--- Extracted information ---

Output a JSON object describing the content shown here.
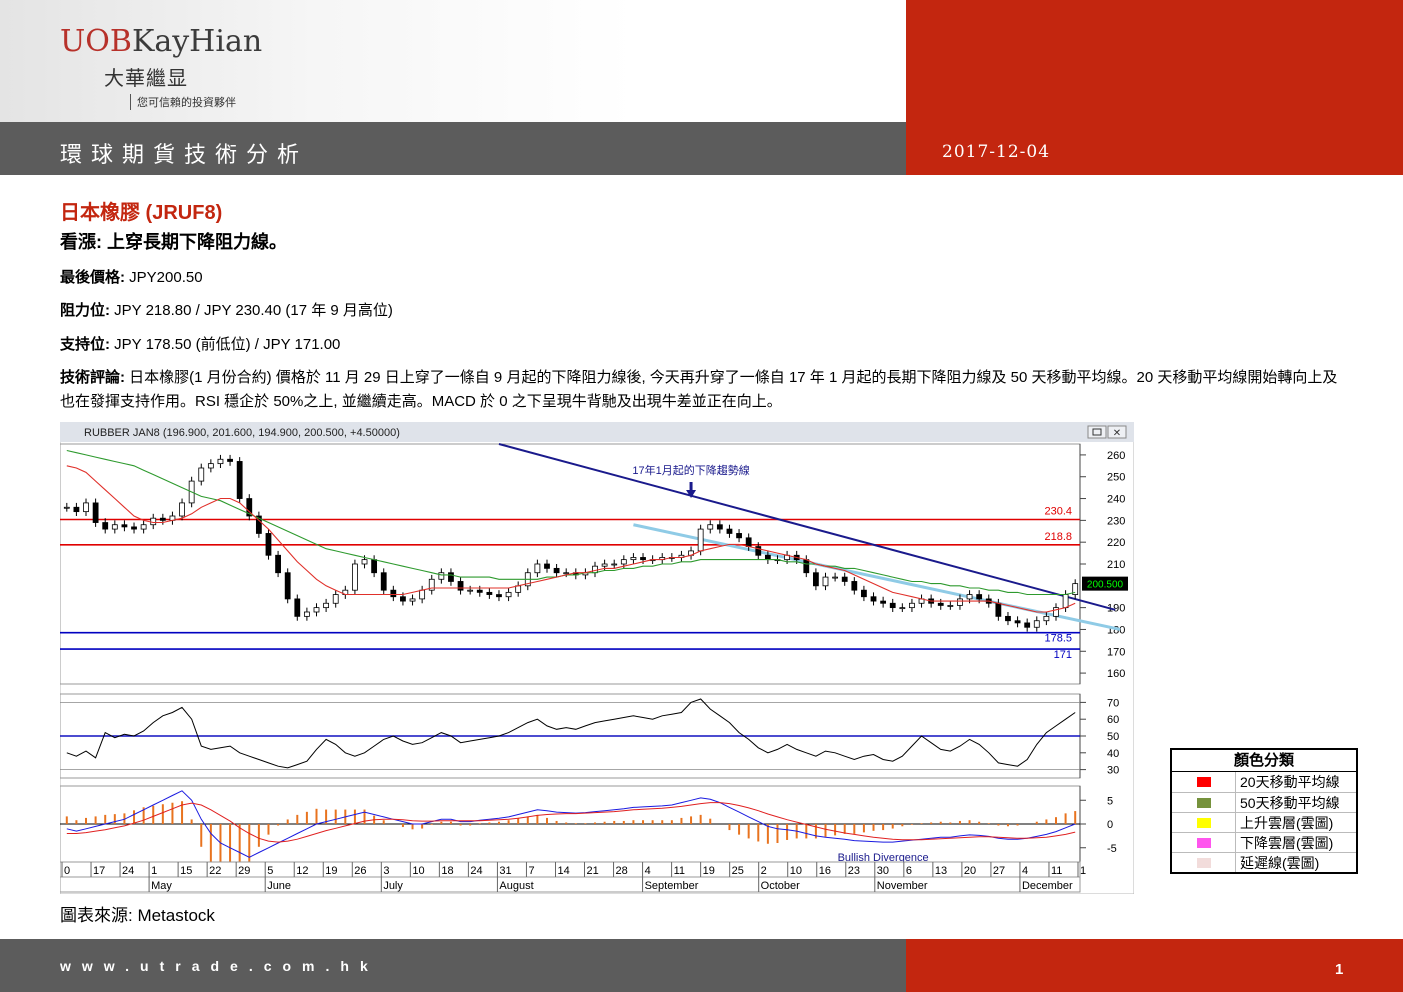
{
  "header": {
    "logo_brand_a": "UOB",
    "logo_brand_b": "KayHian",
    "logo_cn": "大華繼显",
    "logo_slogan": "您可信賴的投資夥伴",
    "band_title": "環球期貨技術分析",
    "date": "2017-12-04"
  },
  "report": {
    "title": "日本橡膠 (JRUF8)",
    "outlook": "看漲: 上穿長期下降阻力線。",
    "last_price_label": "最後價格:",
    "last_price": "JPY200.50",
    "resistance_label": "阻力位:",
    "resistance": "JPY 218.80  / JPY 230.40  (17 年 9 月高位)",
    "support_label": "支持位:",
    "support": "JPY 178.50 (前低位) / JPY 171.00",
    "commentary_label": "技術評論:",
    "commentary": "日本橡膠(1 月份合約) 價格於 11 月 29 日上穿了一條自 9 月起的下降阻力線後, 今天再升穿了一條自 17 年 1 月起的長期下降阻力線及 50 天移動平均線。20 天移動平均線開始轉向上及也在發揮支持作用。RSI 穩企於 50%之上, 並繼續走高。MACD 於 0 之下呈現牛背馳及出現牛差並正在向上。"
  },
  "chart_data": {
    "type": "line",
    "title": "RUBBER JAN8 (196.900, 201.600, 194.900, 200.500, +4.50000)",
    "annotation": "17年1月起的下降趨勢線",
    "macd_annotation": "Bullish Divergence",
    "last_value_label": "200.500",
    "price_axis_ticks": [
      260,
      250,
      240,
      230,
      220,
      210,
      190,
      180,
      170,
      160
    ],
    "rsi_axis_ticks": [
      70,
      60,
      50,
      40,
      30
    ],
    "macd_axis_ticks": [
      5,
      0,
      -5
    ],
    "price_ylim": [
      155,
      265
    ],
    "rsi_ylim": [
      25,
      75
    ],
    "macd_ylim": [
      -8,
      8
    ],
    "horizontal_lines": [
      {
        "value": 230.4,
        "label": "230.4",
        "color": "#e00000"
      },
      {
        "value": 218.8,
        "label": "218.8",
        "color": "#e00000"
      },
      {
        "value": 178.5,
        "label": "178.5",
        "color": "#0000c0"
      },
      {
        "value": 171,
        "label": "171",
        "color": "#0000c0"
      }
    ],
    "date_ticks": [
      "0",
      "17",
      "24",
      "1",
      "15",
      "22",
      "29",
      "5",
      "12",
      "19",
      "26",
      "3",
      "10",
      "18",
      "24",
      "31",
      "7",
      "14",
      "21",
      "28",
      "4",
      "11",
      "19",
      "25",
      "2",
      "10",
      "16",
      "23",
      "30",
      "6",
      "13",
      "20",
      "27",
      "4",
      "11",
      "1"
    ],
    "month_labels": [
      "May",
      "June",
      "July",
      "August",
      "September",
      "October",
      "November",
      "December"
    ],
    "close": [
      236,
      234,
      238,
      229,
      226,
      228,
      227,
      226,
      228,
      231,
      230,
      232,
      238,
      248,
      254,
      256,
      258,
      257,
      240,
      232,
      224,
      214,
      206,
      194,
      186,
      188,
      190,
      192,
      196,
      198,
      210,
      212,
      206,
      198,
      195,
      193,
      194,
      198,
      203,
      206,
      202,
      198,
      198,
      197,
      196,
      195,
      197,
      200,
      206,
      210,
      208,
      206,
      206,
      205,
      206,
      209,
      210,
      210,
      212,
      213,
      212,
      212,
      213,
      213,
      214,
      216,
      226,
      228,
      226,
      224,
      222,
      218,
      214,
      212,
      212,
      214,
      212,
      206,
      200,
      204,
      204,
      202,
      198,
      195,
      193,
      192,
      190,
      190,
      192,
      194,
      192,
      191,
      191,
      194,
      196,
      194,
      192,
      186,
      184,
      183,
      181,
      184,
      186,
      190,
      196,
      201
    ],
    "ma20": [
      255,
      254,
      252,
      248,
      244,
      240,
      236,
      232,
      230,
      229,
      229,
      230,
      231,
      233,
      236,
      238,
      240,
      240,
      238,
      234,
      230,
      226,
      221,
      216,
      211,
      207,
      203,
      200,
      198,
      196,
      196,
      196,
      196,
      196,
      196,
      196,
      197,
      198,
      199,
      199,
      199,
      199,
      199,
      199,
      199,
      199,
      199,
      200,
      201,
      202,
      203,
      204,
      205,
      206,
      206,
      207,
      208,
      208,
      209,
      210,
      211,
      212,
      212,
      213,
      213,
      214,
      216,
      217,
      218,
      219,
      219,
      218,
      217,
      216,
      215,
      214,
      213,
      212,
      210,
      209,
      208,
      207,
      205,
      203,
      201,
      199,
      197,
      196,
      195,
      194,
      193,
      193,
      193,
      193,
      193,
      193,
      193,
      192,
      191,
      190,
      189,
      188,
      188,
      189,
      190,
      192
    ],
    "ma50": [
      262,
      261,
      260,
      259,
      258,
      257,
      256,
      255,
      253,
      251,
      249,
      247,
      245,
      243,
      241,
      240,
      239,
      237,
      235,
      233,
      231,
      229,
      227,
      225,
      223,
      221,
      219,
      217,
      216,
      215,
      214,
      213,
      212,
      211,
      210,
      209,
      208,
      207,
      206,
      205,
      205,
      204,
      204,
      204,
      204,
      203,
      203,
      203,
      203,
      203,
      204,
      204,
      205,
      205,
      206,
      206,
      207,
      207,
      208,
      208,
      209,
      209,
      210,
      210,
      211,
      211,
      212,
      212,
      212,
      212,
      212,
      212,
      212,
      212,
      212,
      211,
      211,
      210,
      210,
      209,
      209,
      208,
      208,
      207,
      206,
      205,
      204,
      203,
      202,
      202,
      201,
      201,
      200,
      200,
      199,
      199,
      198,
      198,
      197,
      197,
      196,
      196,
      196,
      196,
      196,
      197
    ],
    "rsi": [
      40,
      38,
      41,
      37,
      52,
      49,
      51,
      50,
      53,
      58,
      62,
      64,
      67,
      60,
      44,
      42,
      43,
      44,
      40,
      38,
      36,
      34,
      32,
      31,
      33,
      35,
      42,
      48,
      45,
      40,
      38,
      40,
      44,
      48,
      50,
      47,
      45,
      46,
      49,
      52,
      50,
      46,
      47,
      48,
      49,
      50,
      52,
      55,
      58,
      60,
      56,
      54,
      55,
      54,
      56,
      58,
      59,
      60,
      61,
      62,
      61,
      60,
      62,
      63,
      64,
      70,
      72,
      66,
      62,
      58,
      52,
      48,
      43,
      40,
      42,
      45,
      42,
      40,
      38,
      41,
      40,
      38,
      36,
      38,
      39,
      36,
      35,
      38,
      44,
      50,
      46,
      42,
      41,
      44,
      48,
      45,
      40,
      34,
      33,
      32,
      36,
      45,
      52,
      56,
      60,
      64
    ],
    "macd": [
      -1,
      -1.5,
      -1,
      -0.5,
      0,
      0.5,
      1,
      2,
      3,
      4,
      5,
      6,
      7,
      5,
      1,
      -2,
      -4,
      -5,
      -6,
      -7,
      -6,
      -5,
      -4,
      -3,
      -2,
      -1,
      0,
      0.5,
      1,
      1.5,
      2,
      2.5,
      2,
      1.5,
      1,
      0.5,
      0,
      0,
      0.5,
      1,
      1,
      0.5,
      0.5,
      0.8,
      1,
      1.2,
      1.5,
      2,
      2.5,
      3,
      2.8,
      2.5,
      2.4,
      2.3,
      2.4,
      2.6,
      2.8,
      3,
      3.2,
      3.5,
      3.6,
      3.7,
      3.8,
      4,
      4.5,
      5,
      5.5,
      5.2,
      4.5,
      3.5,
      2.5,
      1.5,
      0.5,
      -0.5,
      -1,
      -1.2,
      -1.5,
      -2,
      -2.5,
      -2.8,
      -3,
      -3.2,
      -3.5,
      -3.6,
      -3.7,
      -3.8,
      -3.8,
      -3.6,
      -3.4,
      -3.2,
      -3,
      -2.8,
      -2.8,
      -2.5,
      -2.3,
      -2.4,
      -2.6,
      -3,
      -3.2,
      -3.2,
      -3,
      -2.6,
      -2.2,
      -1.6,
      -0.8,
      0
    ],
    "macd_signal": [
      -2,
      -2,
      -1.8,
      -1.5,
      -1.2,
      -0.8,
      -0.4,
      0.2,
      0.8,
      1.6,
      2.4,
      3.2,
      4,
      4.4,
      4,
      3,
      1.8,
      0.6,
      -0.8,
      -2,
      -3,
      -3.6,
      -3.8,
      -3.6,
      -3.2,
      -2.6,
      -2,
      -1.4,
      -0.9,
      -0.4,
      0.1,
      0.6,
      0.9,
      1,
      1,
      0.9,
      0.7,
      0.6,
      0.6,
      0.7,
      0.7,
      0.7,
      0.7,
      0.7,
      0.8,
      0.9,
      1,
      1.2,
      1.5,
      1.8,
      2,
      2.1,
      2.2,
      2.2,
      2.3,
      2.4,
      2.5,
      2.6,
      2.8,
      3,
      3.1,
      3.2,
      3.3,
      3.5,
      3.7,
      4,
      4.3,
      4.5,
      4.5,
      4.3,
      3.9,
      3.4,
      2.8,
      2.1,
      1.5,
      0.9,
      0.4,
      -0.1,
      -0.6,
      -1.1,
      -1.5,
      -1.9,
      -2.2,
      -2.5,
      -2.8,
      -3,
      -3.2,
      -3.3,
      -3.3,
      -3.3,
      -3.2,
      -3.1,
      -3,
      -2.9,
      -2.8,
      -2.7,
      -2.7,
      -2.8,
      -2.9,
      -3,
      -3,
      -2.9,
      -2.8,
      -2.5,
      -2.2,
      -1.7
    ]
  },
  "chart_source": "圖表來源: Metastock",
  "legend": {
    "title": "顏色分類",
    "items": [
      {
        "color": "#ff0000",
        "label": "20天移動平均線"
      },
      {
        "color": "#76923c",
        "label": "50天移動平均線"
      },
      {
        "color": "#ffff00",
        "label": "上升雲層(雲圖)"
      },
      {
        "color": "#ff55ee",
        "label": "下降雲層(雲圖)"
      },
      {
        "color": "#f2dcdb",
        "label": "延遲線(雲圖)"
      }
    ]
  },
  "footer": {
    "url": "www.utrade.com.hk",
    "page": "1"
  }
}
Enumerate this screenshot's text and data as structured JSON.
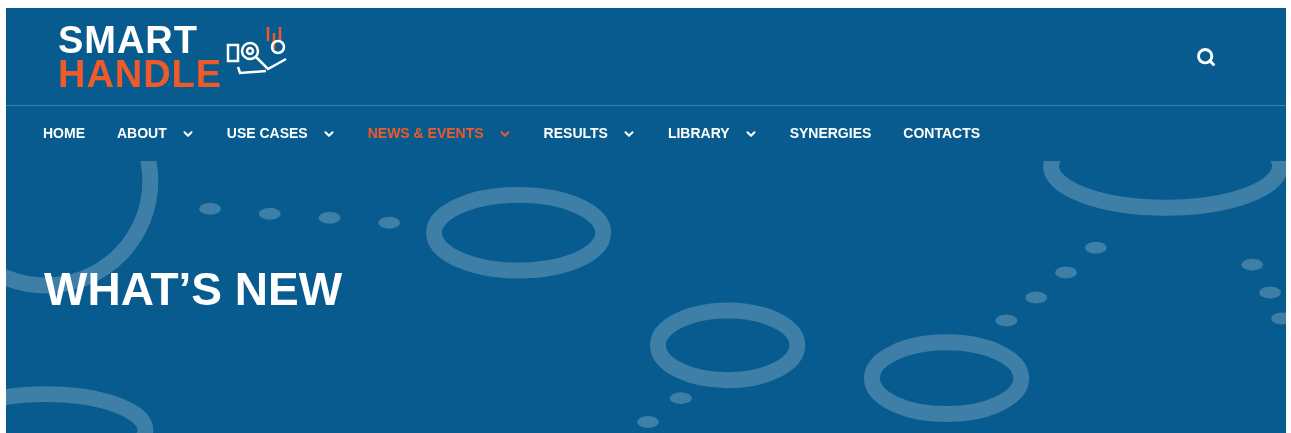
{
  "logo": {
    "line_1": "SMART",
    "line_2": "HANDLE"
  },
  "nav": [
    {
      "label": "HOME",
      "selected": false,
      "has_dropdown": false
    },
    {
      "label": "ABOUT",
      "selected": false,
      "has_dropdown": true
    },
    {
      "label": "USE CASES",
      "selected": false,
      "has_dropdown": true
    },
    {
      "label": "NEWS & EVENTS",
      "selected": true,
      "has_dropdown": true
    },
    {
      "label": "RESULTS",
      "selected": false,
      "has_dropdown": true
    },
    {
      "label": "LIBRARY",
      "selected": false,
      "has_dropdown": true
    },
    {
      "label": "SYNERGIES",
      "selected": false,
      "has_dropdown": false
    },
    {
      "label": "CONTACTS",
      "selected": false,
      "has_dropdown": false
    }
  ],
  "hero": {
    "title": "WHAT’S NEW"
  }
}
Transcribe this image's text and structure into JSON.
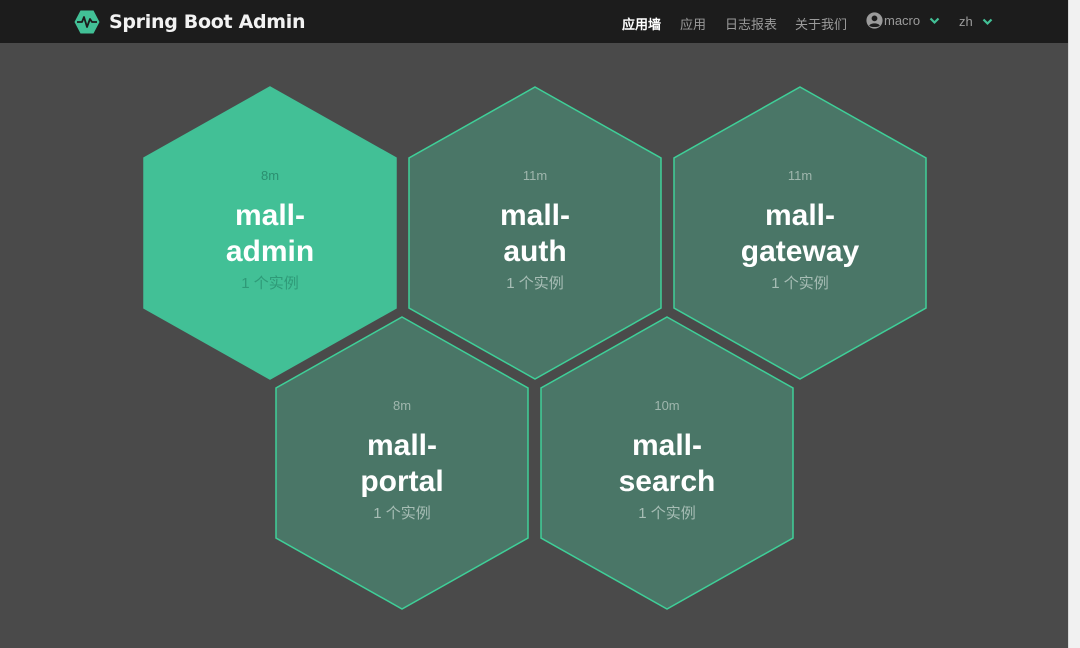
{
  "header": {
    "brand": "Spring Boot Admin",
    "nav": [
      {
        "label": "应用墙",
        "active": true
      },
      {
        "label": "应用",
        "active": false
      },
      {
        "label": "日志报表",
        "active": false
      },
      {
        "label": "关于我们",
        "active": false
      }
    ],
    "user": "macro",
    "language": "zh"
  },
  "colors": {
    "accent": "#42c096",
    "hex_fill": "#4a7667",
    "hex_stroke": "#3fcf98",
    "navbar": "#1c1c1c",
    "background": "#4a4a4a"
  },
  "applications": [
    {
      "uptime": "8m",
      "name_line1": "mall-",
      "name_line2": "admin",
      "instances": "1 个实例",
      "highlighted": true
    },
    {
      "uptime": "11m",
      "name_line1": "mall-",
      "name_line2": "auth",
      "instances": "1 个实例",
      "highlighted": false
    },
    {
      "uptime": "11m",
      "name_line1": "mall-",
      "name_line2": "gateway",
      "instances": "1 个实例",
      "highlighted": false
    },
    {
      "uptime": "8m",
      "name_line1": "mall-",
      "name_line2": "portal",
      "instances": "1 个实例",
      "highlighted": false
    },
    {
      "uptime": "10m",
      "name_line1": "mall-",
      "name_line2": "search",
      "instances": "1 个实例",
      "highlighted": false
    }
  ]
}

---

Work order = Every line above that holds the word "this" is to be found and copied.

Response to the task =
Enumerate this screenshot's text and data as structured JSON.
Transcribe this image's text and structure into JSON.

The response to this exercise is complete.